Nick, short for Nicole, and her little sister, Dara, were always close growing up. But ever since a car accident when Nicole was driving, their relationship hasn’t been the same. Between their parents divorcing, Nick & Dara not speaking, and their best friend Parker being distant, everything is happening at once and it’s just too much. Their mom makes Nick get a job over the summer at an amusement park which helps her and Parker to reconnect. But when a little girl goes missing, the whole town is obsessed with what happened. Then the night of Dara’s birthday, she disappears, too. Nick is certain the disappearances are connected, but will she find out how in time?
“That’s the thing about Dara and me: we’re both similar and worlds apart. Like the sun and the moon, or a starfish and a star: related, sure, but at the same time totally and completely different. And Dara’s always the one doing the shining.”
I wanted to like this a lot more than I actually did. I love Lauren Oliver’s writing. I really do. I think it was a really compelling story. I was totally absorbed in reading it. But I had essentially already read this same premise twice in the last 3 months so it didn’t pack as much of a punch as I really wanted it to. I just wasn’t surprised. I was shocked. I didn’t have ah-ha! moment. I wish I had read this one before the others. Because I liked this one best. But honestly, the twist is just too common nowadays that it wasn’t as surprising. I guessed what happened and I was disappointed to find out I was right.
I liked that it was set in MA because that’s where I’m from so that made me happy. I could also relate to the amusement park aspect because I’m currently working at one as well- though mine is a lot more famous.
“Still more people are arriving: so many people, it makes you wonder how all of them could exist, how there can be so many individual lives and stories and needs and disappointments.”

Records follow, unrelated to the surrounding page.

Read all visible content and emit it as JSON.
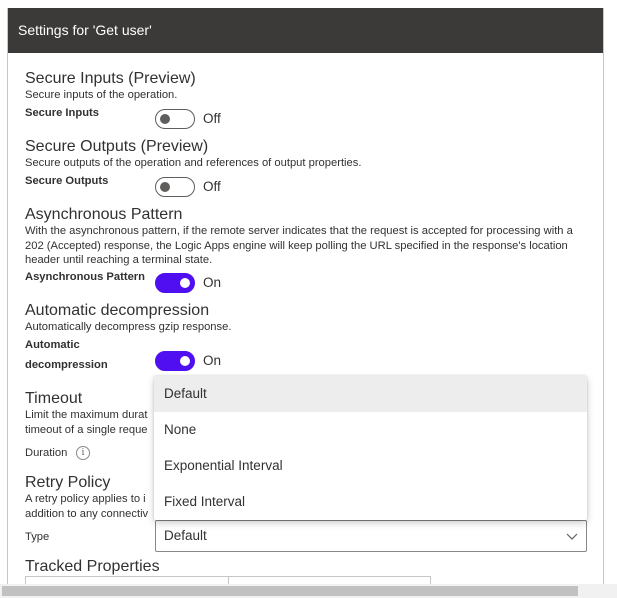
{
  "panel": {
    "title": "Settings for 'Get user'"
  },
  "secure_inputs": {
    "title": "Secure Inputs (Preview)",
    "description": "Secure inputs of the operation.",
    "label": "Secure Inputs",
    "state": "Off"
  },
  "secure_outputs": {
    "title": "Secure Outputs (Preview)",
    "description": "Secure outputs of the operation and references of output properties.",
    "label": "Secure Outputs",
    "state": "Off"
  },
  "async_pattern": {
    "title": "Asynchronous Pattern",
    "description": "With the asynchronous pattern, if the remote server indicates that the request is accepted for processing with a 202 (Accepted) response, the Logic Apps engine will keep polling the URL specified in the response's location header until reaching a terminal state.",
    "label": "Asynchronous Pattern",
    "state": "On"
  },
  "auto_decompression": {
    "title": "Automatic decompression",
    "description": "Automatically decompress gzip response.",
    "label_line1": "Automatic",
    "label_line2": "decompression",
    "state": "On"
  },
  "timeout": {
    "title": "Timeout",
    "description_line1": "Limit the maximum durat",
    "description_line2": "timeout of a single reque",
    "duration_label": "Duration",
    "info_icon": "i"
  },
  "retry_policy": {
    "title": "Retry Policy",
    "description_line1": "A retry policy applies to i",
    "description_line2": "addition to any connectiv",
    "type_label": "Type",
    "selected": "Default",
    "options": [
      "Default",
      "None",
      "Exponential Interval",
      "Fixed Interval"
    ]
  },
  "tracked_properties": {
    "title": "Tracked Properties"
  },
  "colors": {
    "header_bg": "#3b3a39",
    "toggle_on": "#4f0ff0",
    "selected_option_bg": "#ededed"
  }
}
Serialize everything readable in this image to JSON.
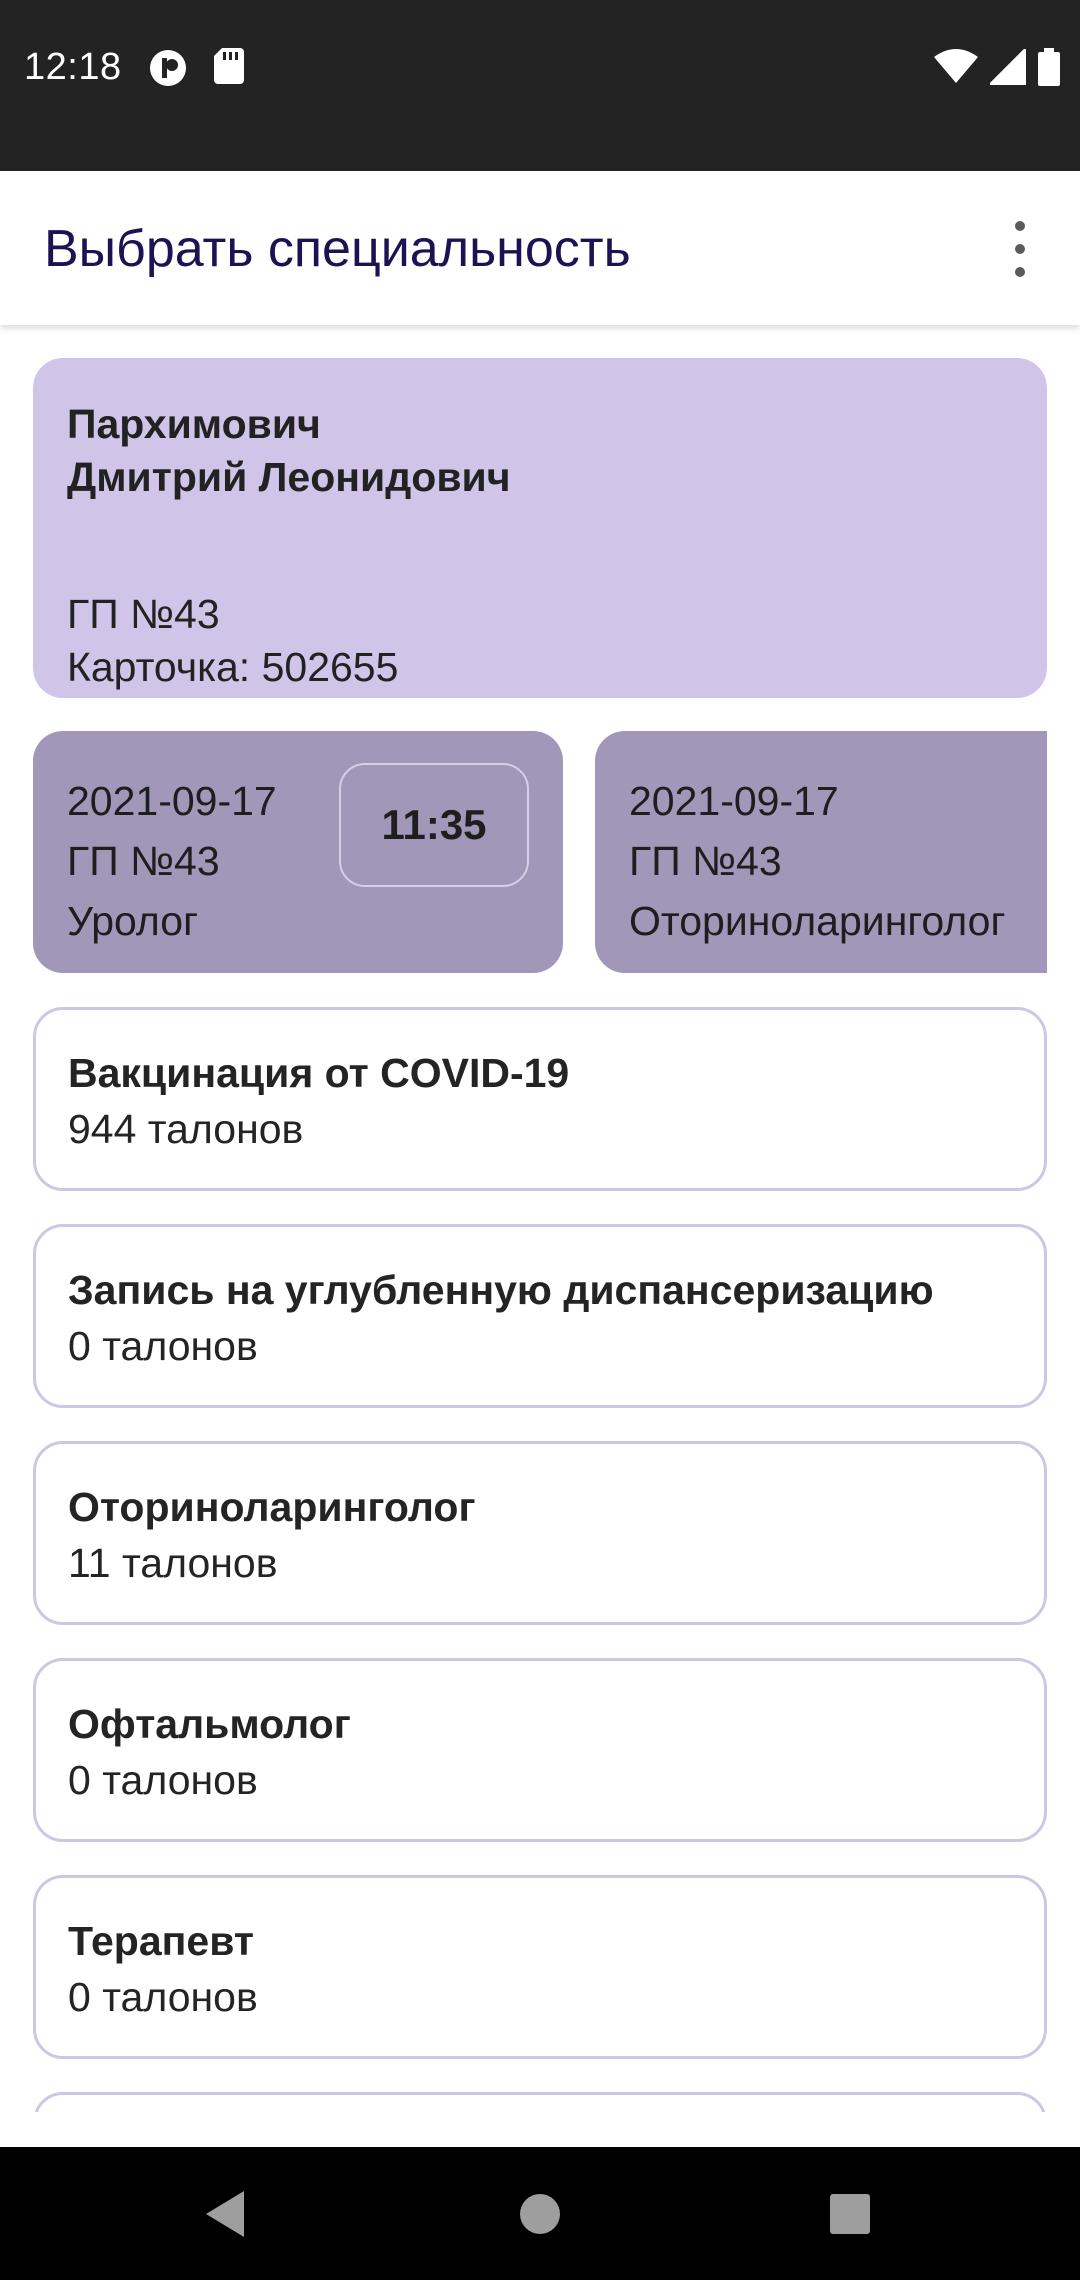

I think the psychological aspect of this storyline is really interesting. I wish there was more talk about it though instead of just the snippets at the end. There are some plot holes because of the twist, I think. Some things that stick out weird in my mind when I look back. I’ll need to read it again for sure, though. There was a lot more that could have been written. A lot more of the “Before” parts.
Some of the time jumping was a little confusing but I eventually caught on. I had to look back a bunch of times just to make sure I was keeping everything straight. That was a little annoying but nothing I couldn’t handle. I’m just glad I had a hard copy of this book or it would have been very frustrating on Kindle!
Lauren is very quotable. I found myself relating to a lot of what she wrote.
“I don’t know which is worse: that I’m home and so much is different, or that I’m home and so much feels the same.”
“There’s something backward about living in a place so obsessed with the past; it’s like everyone’s given up on the idea of a future.”
I will still read new Lauren Oliver books. I still think she’s a fantastic writer. But since this feels like nothing new, at least not really, I’ll stick with loving Panic.